What Is Smishing?
Like phishing and vishing, smishing involves sending out text messages that are worded in such a way as to fool the victim into providing sensitive information or financial data. This kind of attack can be levied with regular text or via an app, such as WhatsApp or Messenger. A smishing attack also frequently includes some form of pressure designed to coerce the target into making an emotional decision to hand over sensitive info.
For instance, a victim may get a text message that looks like it comes from an IRS agent. The text may claim that the IRS has discovered that you owe taxes, and you have to either text them back or call a number to take steps to rectify the situation. If you don’t do so immediately, you supposedly risk getting hit with a lawsuit or criminal penalties.
If you reply, at some point, the attacker will ask you for sensitive information. This could include your social security number or bank account information, such as the one you had a direct deposit sent to in the past. Once the victim has taken the bait, the attacker can use the ruse of needing to verify your identity to demand a wide range of personal data.
How to Stop Phishing, Vishing, and Smishing

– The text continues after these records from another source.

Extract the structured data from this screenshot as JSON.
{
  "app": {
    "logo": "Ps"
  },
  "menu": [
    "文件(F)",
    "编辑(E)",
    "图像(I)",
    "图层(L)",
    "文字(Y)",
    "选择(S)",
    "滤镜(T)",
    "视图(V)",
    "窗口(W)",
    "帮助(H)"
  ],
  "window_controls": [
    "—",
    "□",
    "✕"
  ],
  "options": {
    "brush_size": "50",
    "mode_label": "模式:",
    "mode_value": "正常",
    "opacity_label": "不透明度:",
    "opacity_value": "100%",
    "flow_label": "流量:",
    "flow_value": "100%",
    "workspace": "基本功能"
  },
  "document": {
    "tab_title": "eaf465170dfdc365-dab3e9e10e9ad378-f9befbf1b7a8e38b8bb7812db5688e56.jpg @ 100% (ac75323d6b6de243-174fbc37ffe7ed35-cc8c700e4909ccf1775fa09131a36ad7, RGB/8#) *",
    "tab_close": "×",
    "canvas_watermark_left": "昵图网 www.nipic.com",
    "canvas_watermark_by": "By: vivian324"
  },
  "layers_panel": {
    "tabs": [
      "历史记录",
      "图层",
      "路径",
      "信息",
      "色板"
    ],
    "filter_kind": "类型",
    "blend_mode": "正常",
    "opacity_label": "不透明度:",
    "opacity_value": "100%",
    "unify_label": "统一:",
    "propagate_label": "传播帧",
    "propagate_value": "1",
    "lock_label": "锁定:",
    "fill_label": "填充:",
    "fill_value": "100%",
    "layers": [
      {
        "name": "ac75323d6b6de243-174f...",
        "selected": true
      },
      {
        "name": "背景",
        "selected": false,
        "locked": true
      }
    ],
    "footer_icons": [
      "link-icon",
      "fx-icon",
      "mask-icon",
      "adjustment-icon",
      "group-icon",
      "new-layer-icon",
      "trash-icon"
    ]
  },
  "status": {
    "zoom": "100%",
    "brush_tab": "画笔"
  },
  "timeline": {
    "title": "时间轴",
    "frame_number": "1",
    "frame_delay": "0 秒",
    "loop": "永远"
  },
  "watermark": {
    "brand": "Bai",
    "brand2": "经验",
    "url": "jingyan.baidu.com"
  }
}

It’s nearly impossible to prevent phishing, vishing, and smishing attackers from trying to take advantage of you, but there are several things you can do to stop an attack in its tracks. Here are a few tips to help keep you — and those in your organization — safe from these assaults:
- Educate yourself and your employees about the different kinds of attacks hackers tend to use.
- Never provide sensitive information to people unless you can verify their identity with 100% confidence.
- Never click on suspicious links in emails or text messages.
- Always double-check the email address of a message asking for personal or company information by hovering over or long-tapping it.
- Periodically hire a penetration tester to levy these kinds of attacks against your employees. The tester can tell you how they responded and reveal any problematic tendencies.
The Role of Technology Consulting in Protecting Your Organization From Phishing, Vishing, and Smishing
Because you’re busy running your business or meeting the IT needs of your team members, you may not have time to dig into the latest and most potent attack techniques — or investigate how your people would respond. This is where a cybersecurity provider can make a big difference.
With Robust Network Solutions, you can get comprehensive cybersecurity testing and intrusion prevention services that take into account the most recent phishing, vishing, and smishing attack strategies. In addition, you can take advantage of the kind of application support that makes it easier to safeguard sensitive data flowing through business apps and between collaborating team members. With Robust, you get not only a detailed view of your organization’s digital and human vulnerabilities, but also the help and tools you need to mitigate them. Learn more by connecting with Robust today.